Faculty Profiles

Dr. Stephen Thornton

Dr. Stephen Thornton, Ph.D., Professor

Thorton headshot

Email: thornton@usf.edu
Phone: (813) 974-3533
Fax: (813) 974-3837
Office: 302

 

Education

  • Bachelor of Arts (Honors) and Master of Arts in History, University Newcastle, Newcastle, Australia
  • Graduate Diploma of Education, Mitchell College of Advanced Education, Bathurst, Australia
  • Master of Arts and Doctor of Philosophy in Social Studies Education, Stanford University, Stanford, California

Research

Dr. Thornton's research interests are centered on how social studies teachers serve as curricular-instructional gatekeepers.
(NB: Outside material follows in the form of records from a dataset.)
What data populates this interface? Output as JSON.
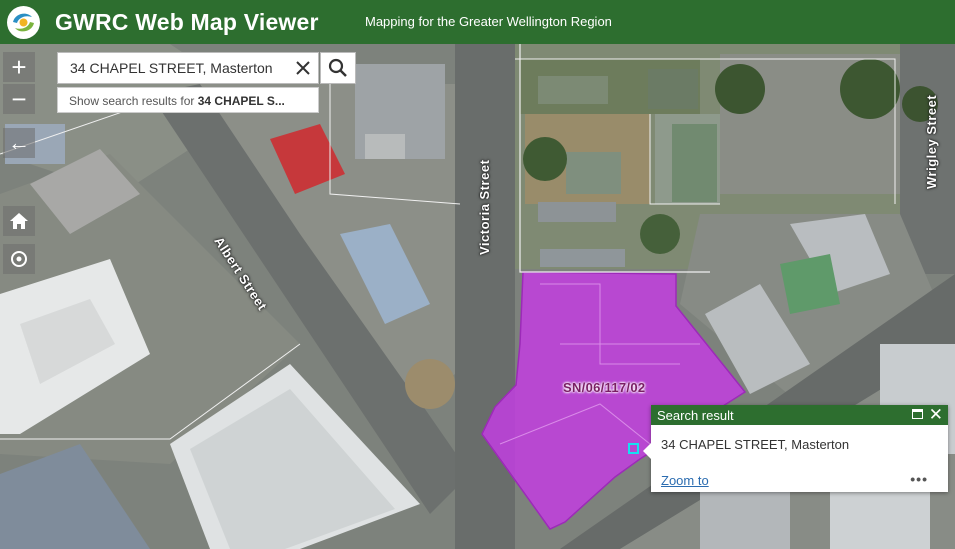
{
  "header": {
    "title": "GWRC Web Map Viewer",
    "subtitle": "Mapping for the Greater Wellington Region"
  },
  "search": {
    "value": "34 CHAPEL STREET, Masterton",
    "suggestion_prefix": "Show search results for ",
    "suggestion_term": "34 CHAPEL S..."
  },
  "map": {
    "street_labels": [
      "Albert Street",
      "Victoria Street",
      "Wrigley Street"
    ],
    "parcel_label": "SN/06/117/02"
  },
  "popup": {
    "title": "Search result",
    "address": "34 CHAPEL STREET, Masterton",
    "zoom_link": "Zoom to"
  },
  "colors": {
    "header_green": "#2d6e2f",
    "parcel_magenta": "#c23ee0",
    "link_blue": "#2b6cb0"
  }
}
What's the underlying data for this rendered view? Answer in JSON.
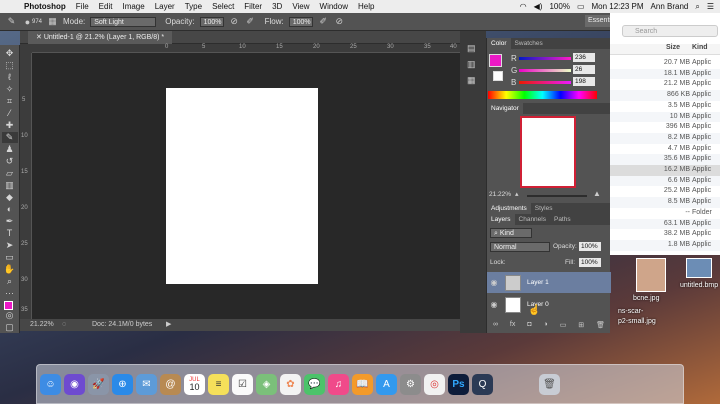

He has investigated this topic through observational studies of classroom curriculum enactment, historical investigations of instructional programs, and reviews of research on classrooms.

His books include the award-winning Teaching Social Studies That Matters, five editions of The Curriculum Studies Reader (co-authored with David Flinders), and two editions of Teaching Social Studies to English Language Learners (co-authored with Bárbara Cruz) and Gateway to Social Studies (co-authored with Bárbara Cruz)

He has published more than 100 scholarly articles and chapters. Representative examples include:

  • "Can History Stand Alone? Drawbacks and Blindspots of a 'Disciplinary' Curriculum." (2010). Teachers College Record, 112, 2471-2495 (co-authored with Keith Barton)
  • "Borderlands of the Southwest: An Exercise in Geographical History." (2013). Social Education, 77, 353-356.
  • "A Concise Historiography of the Social Studies." (2017). In Meghan M. Manfra & Cheryl M. Bolick (E.), Wiley Handbook of Social Studies Research (pp. 7-41). Boston: Wiley-Blackwell.

Teaching

  • SSE 6636: Trends in Secondary Social Science Education
  • SSE 6932: The Study of American History and Geography
  • SSE 7710: Research in Social Science Education
  • SSE 7730: Philosophy of Social Science Education

Current Research Projects 

His current project is on the curricular integration of geography in American history courses.